### What you have to do:
Reproduce all entries word for word.

### Input:
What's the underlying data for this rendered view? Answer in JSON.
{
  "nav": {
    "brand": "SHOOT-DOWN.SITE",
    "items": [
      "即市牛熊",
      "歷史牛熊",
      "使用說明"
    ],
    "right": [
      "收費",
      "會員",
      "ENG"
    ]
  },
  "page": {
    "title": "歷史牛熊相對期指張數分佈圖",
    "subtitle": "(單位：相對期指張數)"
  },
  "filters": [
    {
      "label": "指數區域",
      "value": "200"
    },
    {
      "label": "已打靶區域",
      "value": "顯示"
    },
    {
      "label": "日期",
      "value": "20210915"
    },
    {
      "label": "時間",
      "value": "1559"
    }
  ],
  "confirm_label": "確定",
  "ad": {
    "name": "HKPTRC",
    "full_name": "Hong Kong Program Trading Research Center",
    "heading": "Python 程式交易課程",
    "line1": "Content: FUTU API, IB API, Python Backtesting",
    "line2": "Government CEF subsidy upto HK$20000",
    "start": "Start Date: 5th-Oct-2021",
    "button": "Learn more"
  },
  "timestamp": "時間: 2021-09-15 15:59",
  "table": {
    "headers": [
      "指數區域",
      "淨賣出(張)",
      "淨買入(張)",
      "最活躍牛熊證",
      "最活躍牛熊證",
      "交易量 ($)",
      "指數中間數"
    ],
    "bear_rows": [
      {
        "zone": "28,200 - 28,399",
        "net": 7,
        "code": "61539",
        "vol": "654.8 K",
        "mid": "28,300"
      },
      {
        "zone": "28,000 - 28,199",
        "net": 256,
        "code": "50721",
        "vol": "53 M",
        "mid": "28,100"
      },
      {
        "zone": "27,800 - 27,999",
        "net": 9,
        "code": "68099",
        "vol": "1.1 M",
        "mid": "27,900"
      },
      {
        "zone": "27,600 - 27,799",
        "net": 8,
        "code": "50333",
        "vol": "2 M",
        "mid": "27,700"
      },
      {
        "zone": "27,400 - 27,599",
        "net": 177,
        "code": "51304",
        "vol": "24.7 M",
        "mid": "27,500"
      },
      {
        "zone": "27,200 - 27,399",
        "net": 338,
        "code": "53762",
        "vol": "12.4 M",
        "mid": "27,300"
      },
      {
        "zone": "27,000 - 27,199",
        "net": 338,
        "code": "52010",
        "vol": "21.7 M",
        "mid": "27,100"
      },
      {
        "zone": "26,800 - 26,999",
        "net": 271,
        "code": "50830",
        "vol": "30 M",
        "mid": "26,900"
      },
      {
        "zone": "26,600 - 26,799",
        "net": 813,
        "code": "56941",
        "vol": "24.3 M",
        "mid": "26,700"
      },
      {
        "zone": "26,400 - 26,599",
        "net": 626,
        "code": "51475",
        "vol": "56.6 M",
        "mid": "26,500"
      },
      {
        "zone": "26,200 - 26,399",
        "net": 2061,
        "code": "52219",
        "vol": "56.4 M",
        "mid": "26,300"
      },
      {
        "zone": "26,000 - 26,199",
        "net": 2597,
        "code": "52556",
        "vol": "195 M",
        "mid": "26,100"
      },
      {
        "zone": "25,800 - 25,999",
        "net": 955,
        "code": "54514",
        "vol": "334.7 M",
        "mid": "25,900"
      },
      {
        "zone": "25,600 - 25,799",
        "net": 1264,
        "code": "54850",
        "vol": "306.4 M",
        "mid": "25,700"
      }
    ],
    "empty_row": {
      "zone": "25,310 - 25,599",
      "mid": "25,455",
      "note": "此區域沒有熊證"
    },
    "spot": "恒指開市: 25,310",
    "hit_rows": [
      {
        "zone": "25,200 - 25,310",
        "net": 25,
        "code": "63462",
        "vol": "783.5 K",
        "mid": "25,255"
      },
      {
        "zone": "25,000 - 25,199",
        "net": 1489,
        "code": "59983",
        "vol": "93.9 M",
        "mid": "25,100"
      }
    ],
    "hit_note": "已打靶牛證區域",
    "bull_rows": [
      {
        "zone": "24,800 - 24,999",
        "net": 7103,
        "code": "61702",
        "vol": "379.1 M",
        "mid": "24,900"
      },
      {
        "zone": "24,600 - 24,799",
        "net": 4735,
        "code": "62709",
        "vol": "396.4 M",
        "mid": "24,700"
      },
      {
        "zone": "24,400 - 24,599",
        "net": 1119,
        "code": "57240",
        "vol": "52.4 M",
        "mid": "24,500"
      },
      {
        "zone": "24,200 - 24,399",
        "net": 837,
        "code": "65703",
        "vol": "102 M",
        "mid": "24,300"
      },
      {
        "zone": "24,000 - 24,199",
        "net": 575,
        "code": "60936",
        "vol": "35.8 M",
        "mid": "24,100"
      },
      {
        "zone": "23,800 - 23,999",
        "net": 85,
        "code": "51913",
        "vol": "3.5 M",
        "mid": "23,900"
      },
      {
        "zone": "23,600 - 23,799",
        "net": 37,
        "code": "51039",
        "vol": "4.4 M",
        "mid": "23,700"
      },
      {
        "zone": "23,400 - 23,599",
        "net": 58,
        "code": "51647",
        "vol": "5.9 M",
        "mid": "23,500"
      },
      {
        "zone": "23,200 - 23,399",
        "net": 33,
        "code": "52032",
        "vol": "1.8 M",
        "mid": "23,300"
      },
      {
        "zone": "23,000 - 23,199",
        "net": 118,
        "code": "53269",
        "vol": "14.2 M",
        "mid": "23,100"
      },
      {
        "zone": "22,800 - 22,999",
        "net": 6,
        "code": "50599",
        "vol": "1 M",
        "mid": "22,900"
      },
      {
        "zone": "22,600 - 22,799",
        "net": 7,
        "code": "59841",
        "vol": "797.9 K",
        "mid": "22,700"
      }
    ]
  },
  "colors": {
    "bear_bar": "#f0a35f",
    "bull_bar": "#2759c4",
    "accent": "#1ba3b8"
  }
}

### Written solution:
What's the underlying data for this rendered view? Answer in JSON.
{
  "nav": {
    "brand": "SHOOT-DOWN.SITE",
    "items": [
      "即市牛熊",
      "歷史牛熊",
      "使用說明"
    ],
    "right": [
      "收費",
      "會員",
      "ENG"
    ]
  },
  "page": {
    "title": "歷史牛熊相對期指張數分佈圖",
    "subtitle": "(單位：相對期指張數)"
  },
  "filters": [
    {
      "label": "指數區域",
      "value": "200"
    },
    {
      "label": "已打靶區域",
      "value": "顯示"
    },
    {
      "label": "日期",
      "value": "20210915"
    },
    {
      "label": "時間",
      "value": "1559"
    }
  ],
  "confirm_label": "確定",
  "ad": {
    "name": "HKPTRC",
    "full_name": "Hong Kong Program Trading Research Center",
    "heading": "Python 程式交易課程",
    "line1": "Content: FUTU API, IB API, Python Backtesting",
    "line2": "Government CEF subsidy upto HK$20000",
    "start": "Start Date: 5th-Oct-2021",
    "button": "Learn more"
  },
  "timestamp": "時間: 2021-09-15 15:59",
  "table": {
    "headers": [
      "指數區域",
      "淨賣出(張)",
      "淨買入(張)",
      "最活躍牛熊證",
      "最活躍牛熊證",
      "交易量 ($)",
      "指數中間數"
    ],
    "bear_rows": [
      {
        "zone": "28,200 - 28,399",
        "net": 7,
        "code": "61539",
        "vol": "654.8 K",
        "mid": "28,300"
      },
      {
        "zone": "28,000 - 28,199",
        "net": 256,
        "code": "50721",
        "vol": "53 M",
        "mid": "28,100"
      },
      {
        "zone": "27,800 - 27,999",
        "net": 9,
        "code": "68099",
        "vol": "1.1 M",
        "mid": "27,900"
      },
      {
        "zone": "27,600 - 27,799",
        "net": 8,
        "code": "50333",
        "vol": "2 M",
        "mid": "27,700"
      },
      {
        "zone": "27,400 - 27,599",
        "net": 177,
        "code": "51304",
        "vol": "24.7 M",
        "mid": "27,500"
      },
      {
        "zone": "27,200 - 27,399",
        "net": 338,
        "code": "53762",
        "vol": "12.4 M",
        "mid": "27,300"
      },
      {
        "zone": "27,000 - 27,199",
        "net": 338,
        "code": "52010",
        "vol": "21.7 M",
        "mid": "27,100"
      },
      {
        "zone": "26,800 - 26,999",
        "net": 271,
        "code": "50830",
        "vol": "30 M",
        "mid": "26,900"
      },
      {
        "zone": "26,600 - 26,799",
        "net": 813,
        "code": "56941",
        "vol": "24.3 M",
        "mid": "26,700"
      },
      {
        "zone": "26,400 - 26,599",
        "net": 626,
        "code": "51475",
        "vol": "56.6 M",
        "mid": "26,500"
      },
      {
        "zone": "26,200 - 26,399",
        "net": 2061,
        "code": "52219",
        "vol": "56.4 M",
        "mid": "26,300"
      },
      {
        "zone": "26,000 - 26,199",
        "net": 2597,
        "code": "52556",
        "vol": "195 M",
        "mid": "26,100"
      },
      {
        "zone": "25,800 - 25,999",
        "net": 955,
        "code": "54514",
        "vol": "334.7 M",
        "mid": "25,900"
      },
      {
        "zone": "25,600 - 25,799",
        "net": 1264,
        "code": "54850",
        "vol": "306.4 M",
        "mid": "25,700"
      }
    ],
    "empty_row": {
      "zone": "25,310 - 25,599",
      "mid": "25,455",
      "note": "此區域沒有熊證"
    },
    "spot": "恒指開市: 25,310",
    "hit_rows": [
      {
        "zone": "25,200 - 25,310",
        "net": 25,
        "code": "63462",
        "vol": "783.5 K",
        "mid": "25,255"
      },
      {
        "zone": "25,000 - 25,199",
        "net": 1489,
        "code": "59983",
        "vol": "93.9 M",
        "mid": "25,100"
      }
    ],
    "hit_note": "已打靶牛證區域",
    "bull_rows": [
      {
        "zone": "24,800 - 24,999",
        "net": 7103,
        "code": "61702",
        "vol": "379.1 M",
        "mid": "24,900"
      },
      {
        "zone": "24,600 - 24,799",
        "net": 4735,
        "code": "62709",
        "vol": "396.4 M",
        "mid": "24,700"
      },
      {
        "zone": "24,400 - 24,599",
        "net": 1119,
        "code": "57240",
        "vol": "52.4 M",
        "mid": "24,500"
      },
      {
        "zone": "24,200 - 24,399",
        "net": 837,
        "code": "65703",
        "vol": "102 M",
        "mid": "24,300"
      },
      {
        "zone": "24,000 - 24,199",
        "net": 575,
        "code": "60936",
        "vol": "35.8 M",
        "mid": "24,100"
      },
      {
        "zone": "23,800 - 23,999",
        "net": 85,
        "code": "51913",
        "vol": "3.5 M",
        "mid": "23,900"
      },
      {
        "zone": "23,600 - 23,799",
        "net": 37,
        "code": "51039",
        "vol": "4.4 M",
        "mid": "23,700"
      },
      {
        "zone": "23,400 - 23,599",
        "net": 58,
        "code": "51647",
        "vol": "5.9 M",
        "mid": "23,500"
      },
      {
        "zone": "23,200 - 23,399",
        "net": 33,
        "code": "52032",
        "vol": "1.8 M",
        "mid": "23,300"
      },
      {
        "zone": "23,000 - 23,199",
        "net": 118,
        "code": "53269",
        "vol": "14.2 M",
        "mid": "23,100"
      },
      {
        "zone": "22,800 - 22,999",
        "net": 6,
        "code": "50599",
        "vol": "1 M",
        "mid": "22,900"
      },
      {
        "zone": "22,600 - 22,799",
        "net": 7,
        "code": "59841",
        "vol": "797.9 K",
        "mid": "22,700"
      }
    ]
  },
  "colors": {
    "bear_bar": "#f0a35f",
    "bull_bar": "#2759c4",
    "accent": "#1ba3b8"
  }
}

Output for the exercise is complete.